Private equity investment could drive the financial performance of sports teams even higher, given the constraints they now face from their leagues. Those include borrowing limits, requirements to reinvest all their cash flow in the teams, and, until recently, a ban against private equity ownership.

“They can’t take advantage of all their opportunities,” one private equity manager says. “Private equity investments could help unlock their full potential.”

The goal of a 15 percent to 20 percent return on high-quality U.S. teams is reasonable, says Wylie Fernyhough, senior analyst of private equity at PitchBook, a research service. While that’s below the 25 percent to 30 percent returns available in buyout and growth equity, it’s comparable to core private equity investments from giants like Blackstone and KKR.

The 15 percent to 20 percent range would easily top the historical return of the S&P 500 index: 7 percent annualized for 2000 to 2020. And the top sports teams are more stable than some S&P 500 companies.

From 2010 to 2020, the average Forbes team valuation for the NBA, the National Football League, and MLB jumped 275 percent, far outstripping the 199 percent climb by the S&P 500, according to data firm Knoema.

And the financial performance of sports teams isn’t correlated to stocks and bonds, thus providing diversification to investors, says Andrew Laurino, senior managing director at Blue Owl and a member of the Dyal investment team. Dyal aims to create diversification through the different NBA teams in which it invests too.

It wants large-market teams that generate more of their income from local sources than their share of league-wide revenue. And it wants small-market teams that get the majority of their revenue from the national media and sponsorship deals negotiated by the league, Laurino says.

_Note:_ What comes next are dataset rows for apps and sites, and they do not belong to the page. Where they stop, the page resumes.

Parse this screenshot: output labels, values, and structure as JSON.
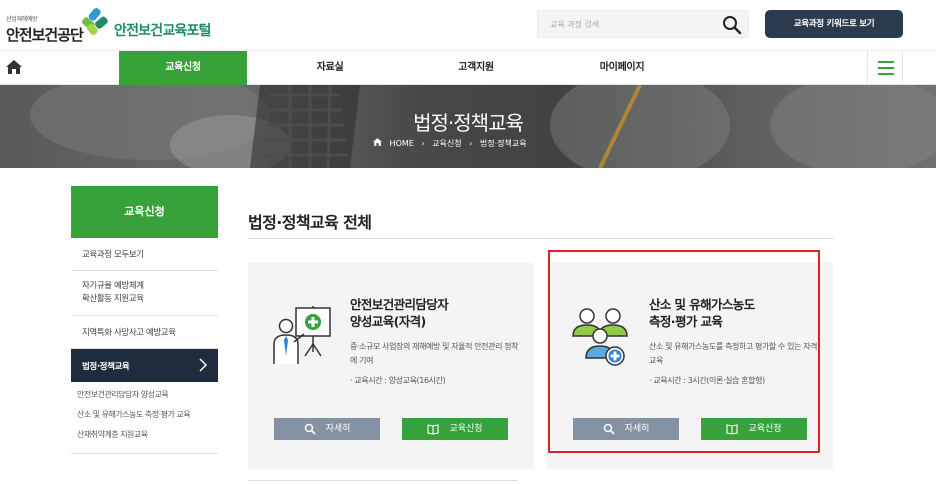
{
  "header": {
    "org_small": "산업재해예방",
    "org_name": "안전보건공단",
    "portal_name": "안전보건교육포털",
    "search_placeholder": "교육 과정 검색",
    "keyword_button": "교육과정 키워드로 보기"
  },
  "nav": {
    "items": [
      {
        "label": "교육신청",
        "active": true
      },
      {
        "label": "자료실"
      },
      {
        "label": "고객지원"
      },
      {
        "label": "마이페이지"
      }
    ]
  },
  "banner": {
    "title": "법정·정책교육",
    "breadcrumb": [
      "HOME",
      "교육신청",
      "법정·정책교육"
    ]
  },
  "sidebar": {
    "title": "교육신청",
    "items": [
      {
        "label": "교육과정 모두보기"
      },
      {
        "label": "자기규율 예방체계",
        "label2": "확산활동 지원교육"
      },
      {
        "label": "지역특화 사망사고 예방교육"
      },
      {
        "label": "법정·정책교육",
        "active": true
      }
    ],
    "subitems": [
      {
        "label": "안전보건관리담당자 양성교육"
      },
      {
        "label": "산소 및 유해가스농도 측정·평가 교육"
      },
      {
        "label": "산재취약계층 지원교육"
      }
    ]
  },
  "main": {
    "heading": "법정·정책교육 전체",
    "cards": [
      {
        "title_line1": "안전보건관리담당자",
        "title_line2": "양성교육(자격)",
        "desc": "중·소규모 사업장의 재해예방 및 자율적 안전관리 정착에 기여",
        "meta": "· 교육시간 : 양성교육(16시간)",
        "detail_label": "자세히",
        "apply_label": "교육신청",
        "icon": "presentation-icon"
      },
      {
        "title_line1": "산소 및 유해가스농도",
        "title_line2": "측정·평가 교육",
        "desc": "산소 및 유해가스농도를 측정하고 평가할 수 있는 자격교육",
        "meta": "· 교육시간 : 3시간(이론·실습 혼합형)",
        "detail_label": "자세히",
        "apply_label": "교육신청",
        "icon": "people-medical-icon"
      }
    ]
  },
  "colors": {
    "green": "#37a13a",
    "navy": "#1f2c3d",
    "button_gray": "#8492a3",
    "highlight_red": "#d9222a"
  }
}
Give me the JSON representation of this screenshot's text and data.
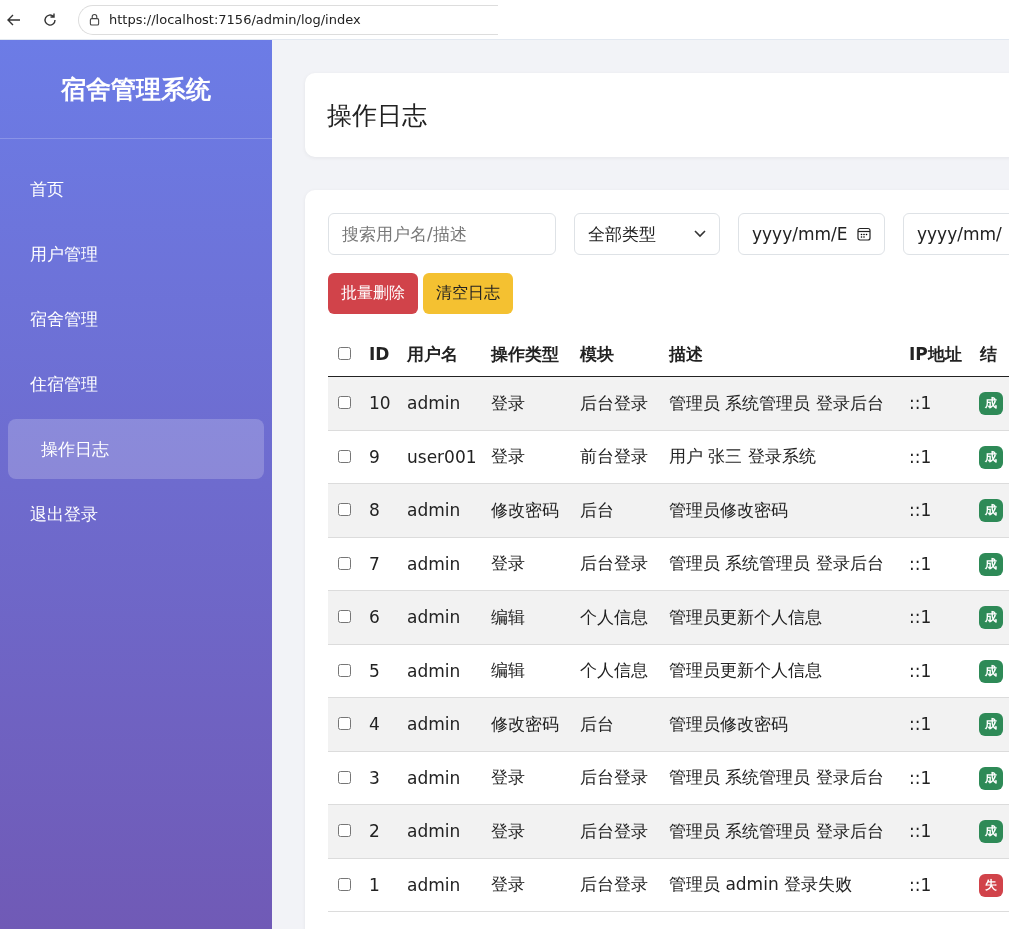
{
  "browser": {
    "url": "https://localhost:7156/admin/log/index"
  },
  "sidebar": {
    "title": "宿舍管理系统",
    "items": [
      {
        "label": "首页",
        "selected": false
      },
      {
        "label": "用户管理",
        "selected": false
      },
      {
        "label": "宿舍管理",
        "selected": false
      },
      {
        "label": "住宿管理",
        "selected": false
      },
      {
        "label": "操作日志",
        "selected": true
      },
      {
        "label": "退出登录",
        "selected": false
      }
    ]
  },
  "page_title": "操作日志",
  "filters": {
    "search": {
      "placeholder": "搜索用户名/描述"
    },
    "type_select": {
      "value": "全部类型"
    },
    "date_from": {
      "placeholder": "yyyy/mm/E"
    },
    "date_to": {
      "placeholder": "yyyy/mm/"
    }
  },
  "buttons": [
    {
      "label": "批量删除",
      "kind": "danger"
    },
    {
      "label": "清空日志",
      "kind": "warning"
    }
  ],
  "table": {
    "select_all": {
      "checked": false
    },
    "columns": [
      "ID",
      "用户名",
      "操作类型",
      "模块",
      "描述",
      "IP地址",
      "结"
    ],
    "rows": [
      {
        "checked": false,
        "id": "10",
        "user": "admin",
        "type": "登录",
        "module": "后台登录",
        "desc": "管理员 系统管理员 登录后台",
        "ip": "::1",
        "result": "成",
        "success": true
      },
      {
        "checked": false,
        "id": "9",
        "user": "user001",
        "type": "登录",
        "module": "前台登录",
        "desc": "用户 张三 登录系统",
        "ip": "::1",
        "result": "成",
        "success": true
      },
      {
        "checked": false,
        "id": "8",
        "user": "admin",
        "type": "修改密码",
        "module": "后台",
        "desc": "管理员修改密码",
        "ip": "::1",
        "result": "成",
        "success": true
      },
      {
        "checked": false,
        "id": "7",
        "user": "admin",
        "type": "登录",
        "module": "后台登录",
        "desc": "管理员 系统管理员 登录后台",
        "ip": "::1",
        "result": "成",
        "success": true
      },
      {
        "checked": false,
        "id": "6",
        "user": "admin",
        "type": "编辑",
        "module": "个人信息",
        "desc": "管理员更新个人信息",
        "ip": "::1",
        "result": "成",
        "success": true
      },
      {
        "checked": false,
        "id": "5",
        "user": "admin",
        "type": "编辑",
        "module": "个人信息",
        "desc": "管理员更新个人信息",
        "ip": "::1",
        "result": "成",
        "success": true
      },
      {
        "checked": false,
        "id": "4",
        "user": "admin",
        "type": "修改密码",
        "module": "后台",
        "desc": "管理员修改密码",
        "ip": "::1",
        "result": "成",
        "success": true
      },
      {
        "checked": false,
        "id": "3",
        "user": "admin",
        "type": "登录",
        "module": "后台登录",
        "desc": "管理员 系统管理员 登录后台",
        "ip": "::1",
        "result": "成",
        "success": true
      },
      {
        "checked": false,
        "id": "2",
        "user": "admin",
        "type": "登录",
        "module": "后台登录",
        "desc": "管理员 系统管理员 登录后台",
        "ip": "::1",
        "result": "成",
        "success": true
      },
      {
        "checked": false,
        "id": "1",
        "user": "admin",
        "type": "登录",
        "module": "后台登录",
        "desc": "管理员 admin 登录失败",
        "ip": "::1",
        "result": "失",
        "success": false
      }
    ]
  }
}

Dyal doesn’t believe the success of its strategy depends on a portfolio team’s success on the court. While the Sacramento Kings haven’t won much lately, they have one of the most modern arenas in the league and extensive real estate holdings near their arena, including a hotel, retail, and a restaurant district. All that adds value to the team, Laurino says.

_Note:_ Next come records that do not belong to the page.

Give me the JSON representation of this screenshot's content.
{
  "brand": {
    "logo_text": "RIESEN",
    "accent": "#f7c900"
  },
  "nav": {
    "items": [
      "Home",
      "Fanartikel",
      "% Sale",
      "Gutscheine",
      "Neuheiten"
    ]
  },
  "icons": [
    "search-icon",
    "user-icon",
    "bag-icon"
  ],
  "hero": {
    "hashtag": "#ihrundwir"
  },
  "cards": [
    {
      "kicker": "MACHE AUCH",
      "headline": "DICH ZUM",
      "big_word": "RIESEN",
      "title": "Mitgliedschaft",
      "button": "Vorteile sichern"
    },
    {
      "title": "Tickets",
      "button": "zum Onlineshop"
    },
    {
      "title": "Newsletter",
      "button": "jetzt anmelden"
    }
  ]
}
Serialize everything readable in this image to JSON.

The NBA’s San Antonio Spurs, which recently received an investment from private equity firm Sixth Street Partners, are planning a $511 million real estate project, which could include a training facility for the team, a biotechnology research institute, a public park, and commercial and medical office space.

All private equity managers involved with sports team ownership say their motivation for investing is purely financial. But even so, there are some “karmic benefits” of investing in what you love to watch, Laurino says. “It’s more fun than rooting for a chemical plant.”

Private equity ownership of sports teams should continue to grow, spurred by the same factors that are pushing it now. The NFL is the only major U.S. league that still bars private equity, but PitchBook’s Fernyhough thinks it will relent after seeing the benefits for other leagues.

And you might see private equity invest in leagues rather than just teams, according to Game Plan’s Caporale. Earlier this month, La Liga, Spain’s top soccer league, said it had agreed in principle to a deal with Luxembourg-based private equity firm CVC Capital Partners.

CVC would provide €2.7 billion ($3.17 billion) to the league in exchange for 10 percent of its revenue. The league also would form a company to perform various commercial activities, and CVC would have a 10 percent stake in that.

Back in 2005, Game Plan teamed up with Bain Capital to bid $4.3 billion for all 30 NHL teams, proposing to operate them as a single entity. But the league declined.

“Our idea was that you could operate the business more efficiently as a single entity,” Caporale says. “There are economies of scale when a league is buying products, such as insurance, for everyone, rather than each team buying for itself.”

Under such a scenario, existing owners would continue to control their teams on the field and would no longer have to answer to an unincorporated league. Meanwhile, the league would be in charge of business matters.

“It could work out better for everyone,” Caporale says.